Finding peer support can be very challenging for people experiencing stigma and marginalization. This is especially true for people experiencing challenges during pregnancy. There is so much cultural pressure for pregnancy to be a happy time that it can feel nearly impossible for people experiencing challenges like domestic abuse, instability related to migration, drug use, legal problems, social isolation or homelessness to find peer or even professional supports in the childbearing year. Organizations such as privately funded crisis pregnancy centres often try to fill the gaps, but may provide biased or inaccurate information, furthering the stigma.
Together with Toronto Public Health, the network of frontline providers known as Young People No Fixed Address wanted to find a way to highlight the data that had been collected related to homelessness during pregnancy in Toronto. We also wanted to document the bravery and perseverance of people who risk everything to try to keep themselves and their babies safe – this can often leave them in precarious situations in our city where housing, immigration, and policing systems can punish and even criminalize people who are fleeing violence. We knew that creating a resource that would direct them to publicly funded, evidence-based programs and services would help address the gaps for pregnant people experiencing homelessness.
In 2020, just as the pandemic was having a devastating impact on families dealing with homelessness in the perinatal period, the MATCH (Midwifery and Toronto Community Health) Program at South Riverdale Community Health Centre (SRCHC) was able to partner with researchers in the School of Nursing at Toronto Metropolitan University (TMU) who were studying homelessness and pregnancy. We combined quantitative data from Toronto Public Health with the qualitative data from the research conducted at TMU. Then SRCHC and TMU co-funded a partnership with the award-winning animation team at Electric Square to create a fictional composite hero myth that demonstrates the challenges, as well as the strength and bravery of pregnant people experiencing homelessness. The result is a short, animated, evidence-based film that will remain available online to serve as a peer to peer support. The goal is that people who google: “homeless, pregnant, Toronto” may discover through this film that they are not as alone as they thought, and that they deserve and can access high-quality, unbiased supports and services.

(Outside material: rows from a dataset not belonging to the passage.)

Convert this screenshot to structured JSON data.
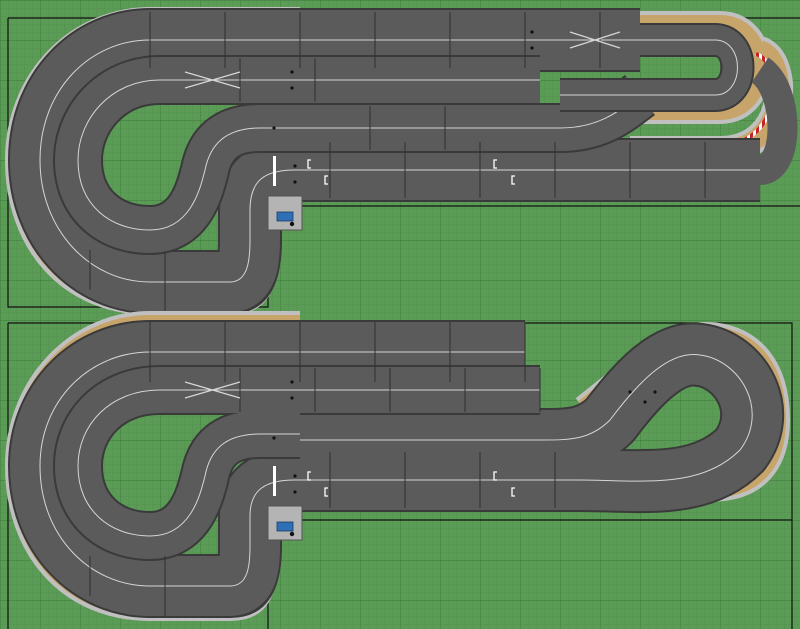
{
  "canvas": {
    "background": "#5a9b56",
    "grid_minor": "#4e8c4a",
    "grid_major": "#3f7a3c"
  },
  "colors": {
    "track": "#5b5b5b",
    "track_edge": "#3a3a3a",
    "lane_line": "#d6d6d6",
    "seam": "#2f2f2f",
    "border_outer": "#c0c0c0",
    "border_band": "#c7a46a",
    "curb_red": "#c8202a",
    "curb_white": "#ffffff",
    "outline": "#111111",
    "console_body": "#b4b4b4",
    "console_screen": "#2f6fb5"
  },
  "layouts": [
    {
      "name": "layout-top",
      "variant": "figure-eight-loop"
    },
    {
      "name": "layout-bottom",
      "variant": "open-straights-loop"
    }
  ],
  "icons": {
    "control_unit": "control-unit-icon",
    "lap_counter": "lap-counter-icon",
    "start_line": "start-finish-line-icon"
  }
}
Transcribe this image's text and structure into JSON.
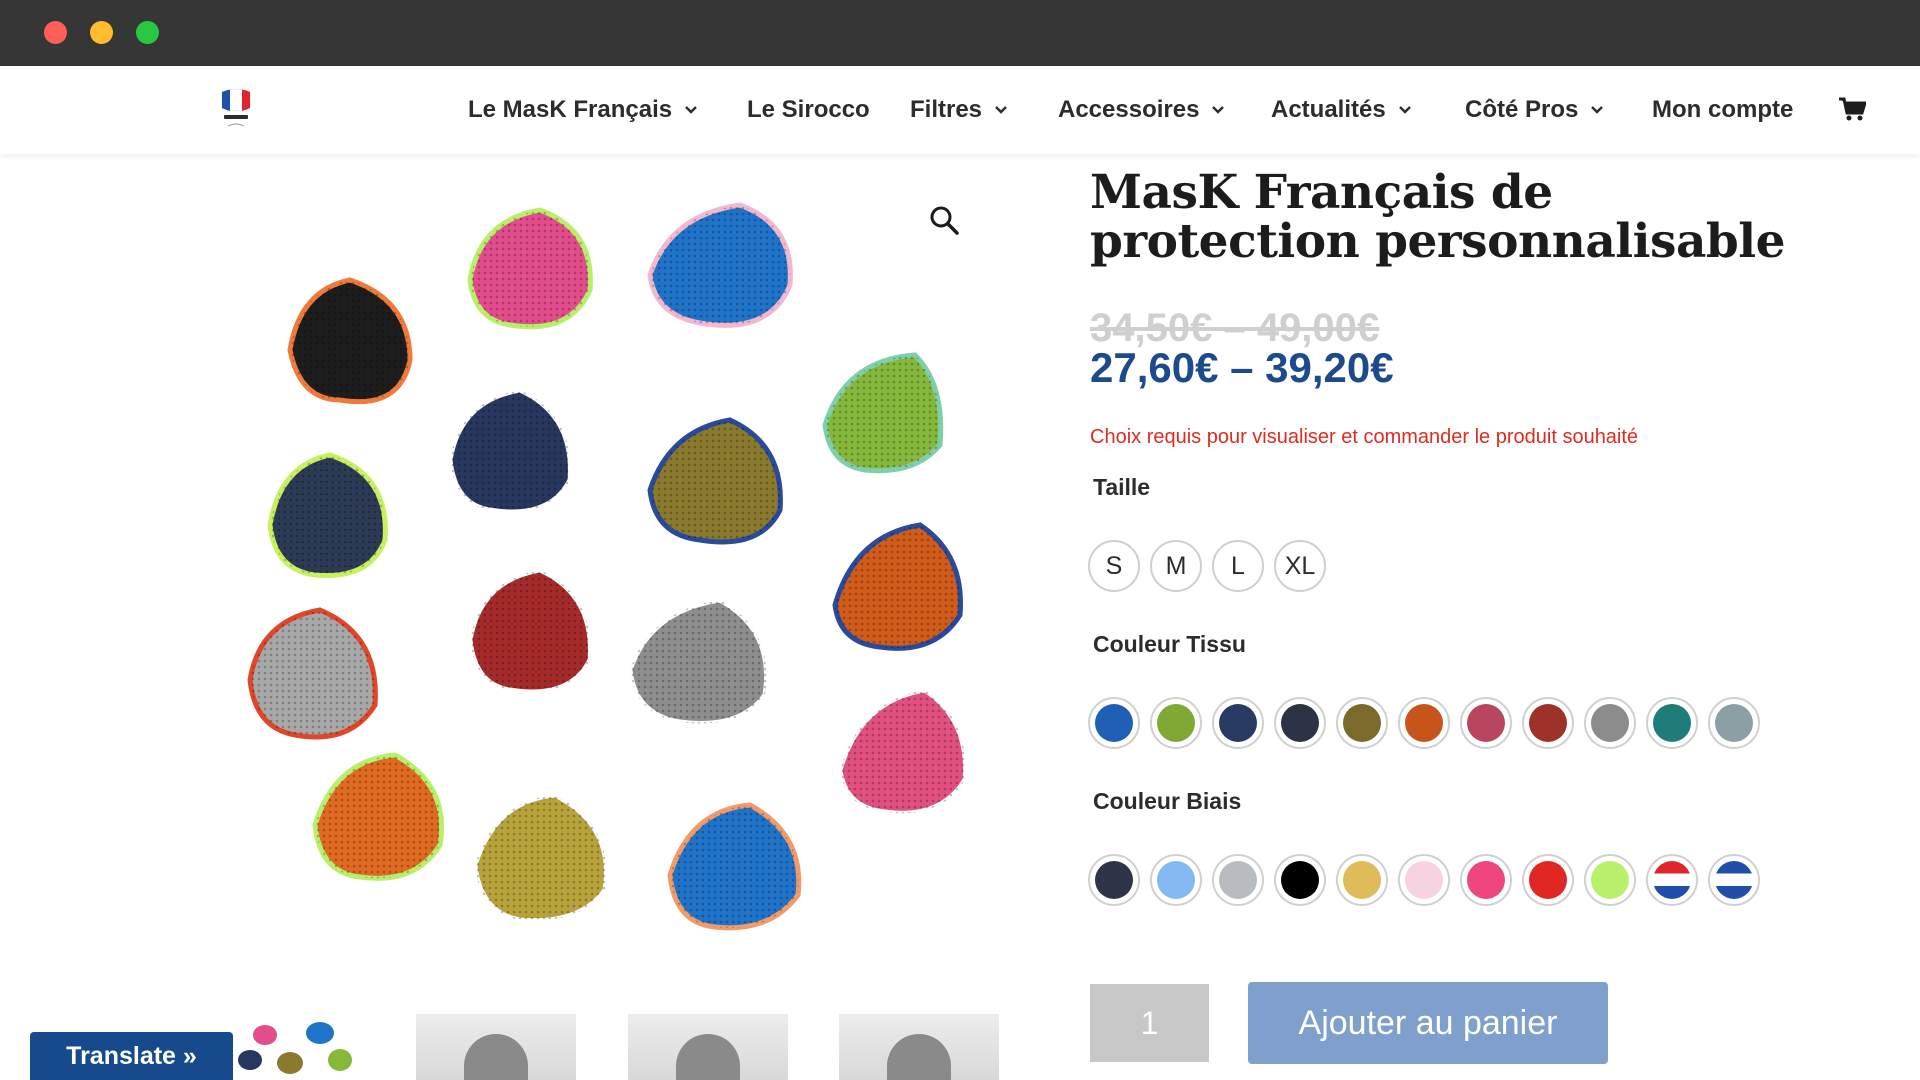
{
  "nav": {
    "items": [
      {
        "label": "Le MasK Français",
        "has_dropdown": true
      },
      {
        "label": "Le Sirocco",
        "has_dropdown": false
      },
      {
        "label": "Filtres",
        "has_dropdown": true
      },
      {
        "label": "Accessoires",
        "has_dropdown": true
      },
      {
        "label": "Actualités",
        "has_dropdown": true
      },
      {
        "label": "Côté Pros",
        "has_dropdown": true
      },
      {
        "label": "Mon compte",
        "has_dropdown": false
      }
    ],
    "cart_icon": "cart-icon"
  },
  "product": {
    "title": "MasK Français de protection personnalisable",
    "old_price": "34,50€ – 49,00€",
    "new_price": "27,60€ – 39,20€",
    "notice": "Choix requis pour visualiser et commander le produit souhaité",
    "size_label": "Taille",
    "sizes": [
      "S",
      "M",
      "L",
      "XL"
    ],
    "fabric_label": "Couleur Tissu",
    "fabric_colors": [
      "#1f5fb5",
      "#7fa835",
      "#2a3b63",
      "#2b3344",
      "#7a6a2c",
      "#c9541b",
      "#b8465f",
      "#9e3228",
      "#8c8c8c",
      "#1f7d79",
      "#8aa0a4"
    ],
    "trim_label": "Couleur Biais",
    "trim_colors": [
      "#2e3548",
      "#86b8f2",
      "#b8bcc0",
      "#000000",
      "#e0bb5a",
      "#f7d3e2",
      "#f0467f",
      "#e02623",
      "#b8f06b",
      "flag-nl",
      "flag-blue-white"
    ],
    "quantity": "1",
    "add_to_cart": "Ajouter au panier"
  },
  "translate": {
    "label": "Translate »"
  },
  "colors": {
    "accent_blue": "#1c4a8c",
    "notice_red": "#e02b20",
    "button_blue": "#7fa0cd"
  }
}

This short film is an example of using art to transform scientific evidence into a knowledge translation tool that can have an emotional impact, both for people in positions of power (like policy makers) and for people with lived experience of homelessness in pregnancy.